▶ Data for processing:
■ ■ ■ ■ ■
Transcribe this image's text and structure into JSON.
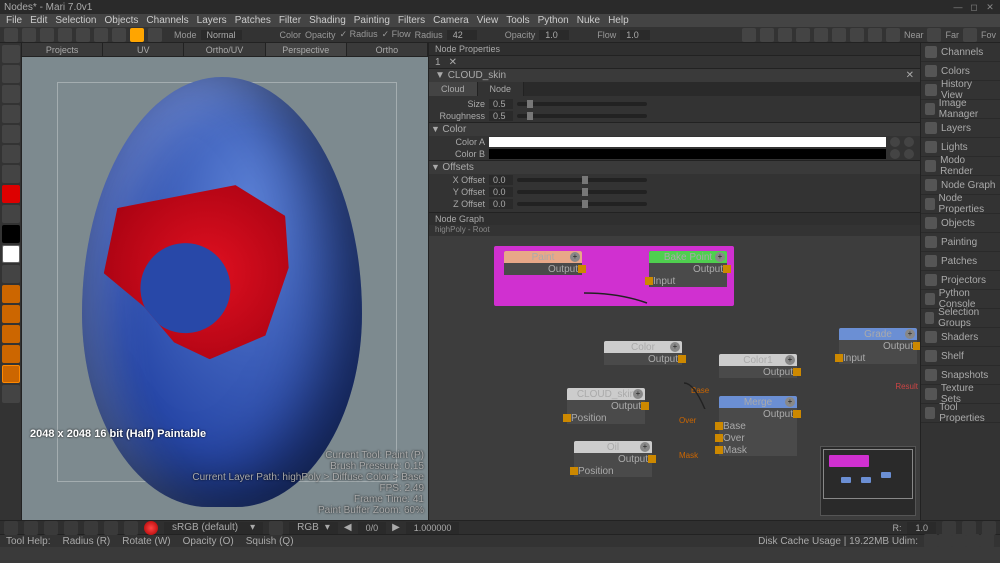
{
  "title": "Nodes* - Mari 7.0v1",
  "menu": [
    "File",
    "Edit",
    "Selection",
    "Objects",
    "Channels",
    "Layers",
    "Patches",
    "Filter",
    "Shading",
    "Painting",
    "Filters",
    "Camera",
    "View",
    "Tools",
    "Python",
    "Nuke",
    "Help"
  ],
  "toolbar": {
    "mode_lbl": "Mode",
    "mode_val": "Normal",
    "color_lbl": "Color",
    "opacity_lbl": "Opacity",
    "radius_chk": "✓ Radius",
    "flow_chk": "✓ Flow",
    "radius": "Radius",
    "radius_val": "42",
    "opacity2": "Opacity",
    "opacity2_val": "1.0",
    "flow": "Flow",
    "flow_val": "1.0",
    "near": "Near",
    "far": "Far",
    "fov": "Fov"
  },
  "viewport_tabs": [
    "Projects",
    "UV",
    "Ortho/UV",
    "Perspective",
    "Ortho"
  ],
  "viewport_tabs_active": 3,
  "viewport_overlay": "2048 x 2048 16 bit (Half) Paintable",
  "viewport_info": [
    "Current Tool: Paint (P)",
    "Brush Pressure: 0.15",
    "Current Layer Path: highPoly > Diffuse Color > Base",
    "FPS: 2.49",
    "Frame Time: 41",
    "Paint Buffer Zoom: 60%"
  ],
  "node_props": {
    "title": "Node Properties",
    "section": "CLOUD_skin",
    "tabs": [
      "Cloud",
      "Node"
    ],
    "size_lbl": "Size",
    "size_val": "0.5",
    "rough_lbl": "Roughness",
    "rough_val": "0.5",
    "color_grp": "Color",
    "colorA": "Color A",
    "colorB": "Color B",
    "offsets_grp": "Offsets",
    "xoff": "X Offset",
    "xoff_val": "0.0",
    "yoff": "Y Offset",
    "yoff_val": "0.0",
    "zoff": "Z Offset",
    "zoff_val": "0.0"
  },
  "nodegraph": {
    "title": "Node Graph",
    "path": "highPoly - Root",
    "nodes": {
      "paint": "Paint",
      "bake": "Bake Point",
      "color": "Color",
      "color1": "Color1",
      "cloud": "CLOUD_skin",
      "oil": "Oil",
      "merge": "Merge",
      "grade": "Grade",
      "output": "Output",
      "input": "Input",
      "position": "Position",
      "base": "Base",
      "over": "Over",
      "mask": "Mask",
      "result": "Result"
    }
  },
  "rpanel": [
    "Channels",
    "Colors",
    "History View",
    "Image Manager",
    "Layers",
    "Lights",
    "Modo Render",
    "Node Graph",
    "Node Properties",
    "Objects",
    "Painting",
    "Patches",
    "Projectors",
    "Python Console",
    "Selection Groups",
    "Shaders",
    "Shelf",
    "Snapshots",
    "Texture Sets",
    "Tool Properties"
  ],
  "bottombar": {
    "cs": "sRGB (default)",
    "ch": "RGB",
    "fr": "0/0",
    "zoom": "1.000000",
    "r": "1.0"
  },
  "statusbar": {
    "help": "Tool Help:",
    "radius": "Radius (R)",
    "rotate": "Rotate (W)",
    "opacity": "Opacity (O)",
    "squish": "Squish (Q)",
    "disk": "Disk Cache Usage | 19.22MB  Udim:"
  }
}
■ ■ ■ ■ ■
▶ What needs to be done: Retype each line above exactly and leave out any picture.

▶ Solution for this exercise:
Transcribe this image's text and structure into JSON.
{
  "title": "Nodes* - Mari 7.0v1",
  "menu": [
    "File",
    "Edit",
    "Selection",
    "Objects",
    "Channels",
    "Layers",
    "Patches",
    "Filter",
    "Shading",
    "Painting",
    "Filters",
    "Camera",
    "View",
    "Tools",
    "Python",
    "Nuke",
    "Help"
  ],
  "toolbar": {
    "mode_lbl": "Mode",
    "mode_val": "Normal",
    "color_lbl": "Color",
    "opacity_lbl": "Opacity",
    "radius_chk": "✓ Radius",
    "flow_chk": "✓ Flow",
    "radius": "Radius",
    "radius_val": "42",
    "opacity2": "Opacity",
    "opacity2_val": "1.0",
    "flow": "Flow",
    "flow_val": "1.0",
    "near": "Near",
    "far": "Far",
    "fov": "Fov"
  },
  "viewport_tabs": [
    "Projects",
    "UV",
    "Ortho/UV",
    "Perspective",
    "Ortho"
  ],
  "viewport_tabs_active": 3,
  "viewport_overlay": "2048 x 2048 16 bit (Half) Paintable",
  "viewport_info": [
    "Current Tool: Paint (P)",
    "Brush Pressure: 0.15",
    "Current Layer Path: highPoly > Diffuse Color > Base",
    "FPS: 2.49",
    "Frame Time: 41",
    "Paint Buffer Zoom: 60%"
  ],
  "node_props": {
    "title": "Node Properties",
    "section": "CLOUD_skin",
    "tabs": [
      "Cloud",
      "Node"
    ],
    "size_lbl": "Size",
    "size_val": "0.5",
    "rough_lbl": "Roughness",
    "rough_val": "0.5",
    "color_grp": "Color",
    "colorA": "Color A",
    "colorB": "Color B",
    "offsets_grp": "Offsets",
    "xoff": "X Offset",
    "xoff_val": "0.0",
    "yoff": "Y Offset",
    "yoff_val": "0.0",
    "zoff": "Z Offset",
    "zoff_val": "0.0"
  },
  "nodegraph": {
    "title": "Node Graph",
    "path": "highPoly - Root",
    "nodes": {
      "paint": "Paint",
      "bake": "Bake Point",
      "color": "Color",
      "color1": "Color1",
      "cloud": "CLOUD_skin",
      "oil": "Oil",
      "merge": "Merge",
      "grade": "Grade",
      "output": "Output",
      "input": "Input",
      "position": "Position",
      "base": "Base",
      "over": "Over",
      "mask": "Mask",
      "result": "Result"
    }
  },
  "rpanel": [
    "Channels",
    "Colors",
    "History View",
    "Image Manager",
    "Layers",
    "Lights",
    "Modo Render",
    "Node Graph",
    "Node Properties",
    "Objects",
    "Painting",
    "Patches",
    "Projectors",
    "Python Console",
    "Selection Groups",
    "Shaders",
    "Shelf",
    "Snapshots",
    "Texture Sets",
    "Tool Properties"
  ],
  "bottombar": {
    "cs": "sRGB (default)",
    "ch": "RGB",
    "fr": "0/0",
    "zoom": "1.000000",
    "r": "1.0"
  },
  "statusbar": {
    "help": "Tool Help:",
    "radius": "Radius (R)",
    "rotate": "Rotate (W)",
    "opacity": "Opacity (O)",
    "squish": "Squish (Q)",
    "disk": "Disk Cache Usage | 19.22MB  Udim:"
  }
}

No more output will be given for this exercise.